### Brief
Would you restate each line of the data below word for word, without its pictures?

### Records for the task
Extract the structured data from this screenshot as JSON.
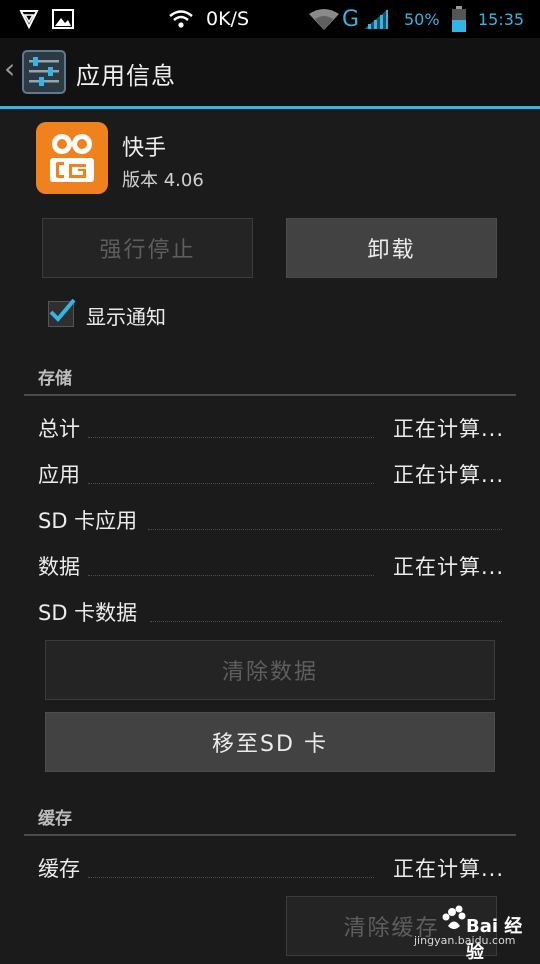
{
  "status_bar": {
    "speed": "0K/S",
    "network": "G",
    "battery": "50%",
    "time": "15:35"
  },
  "action_bar": {
    "title": "应用信息"
  },
  "app": {
    "name": "快手",
    "version": "版本 4.06",
    "icon": "kuaishou-app-icon",
    "icon_color": "#f0821e"
  },
  "buttons": {
    "force_stop": "强行停止",
    "uninstall": "卸载",
    "clear_data": "清除数据",
    "move_to_sd": "移至SD 卡",
    "clear_cache": "清除缓存"
  },
  "notifications": {
    "label": "显示通知",
    "checked": true
  },
  "storage": {
    "header": "存储",
    "rows": [
      {
        "label": "总计",
        "value": "正在计算..."
      },
      {
        "label": "应用",
        "value": "正在计算..."
      },
      {
        "label": "SD 卡应用",
        "value": ""
      },
      {
        "label": "数据",
        "value": "正在计算..."
      },
      {
        "label": "SD 卡数据",
        "value": ""
      }
    ]
  },
  "cache": {
    "header": "缓存",
    "rows": [
      {
        "label": "缓存",
        "value": "正在计算..."
      }
    ]
  },
  "watermark": {
    "brand": "Bai 经验",
    "url": "jingyan.baidu.com"
  },
  "colors": {
    "accent": "#33b5e5",
    "background": "#1b1b1b"
  }
}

### Expected output
Extract the structured data from this screenshot as JSON.
{
  "status_bar": {
    "speed": "0K/S",
    "network": "G",
    "battery": "50%",
    "time": "15:35"
  },
  "action_bar": {
    "title": "应用信息"
  },
  "app": {
    "name": "快手",
    "version": "版本 4.06",
    "icon": "kuaishou-app-icon",
    "icon_color": "#f0821e"
  },
  "buttons": {
    "force_stop": "强行停止",
    "uninstall": "卸载",
    "clear_data": "清除数据",
    "move_to_sd": "移至SD 卡",
    "clear_cache": "清除缓存"
  },
  "notifications": {
    "label": "显示通知",
    "checked": true
  },
  "storage": {
    "header": "存储",
    "rows": [
      {
        "label": "总计",
        "value": "正在计算..."
      },
      {
        "label": "应用",
        "value": "正在计算..."
      },
      {
        "label": "SD 卡应用",
        "value": ""
      },
      {
        "label": "数据",
        "value": "正在计算..."
      },
      {
        "label": "SD 卡数据",
        "value": ""
      }
    ]
  },
  "cache": {
    "header": "缓存",
    "rows": [
      {
        "label": "缓存",
        "value": "正在计算..."
      }
    ]
  },
  "watermark": {
    "brand": "Bai 经验",
    "url": "jingyan.baidu.com"
  },
  "colors": {
    "accent": "#33b5e5",
    "background": "#1b1b1b"
  }
}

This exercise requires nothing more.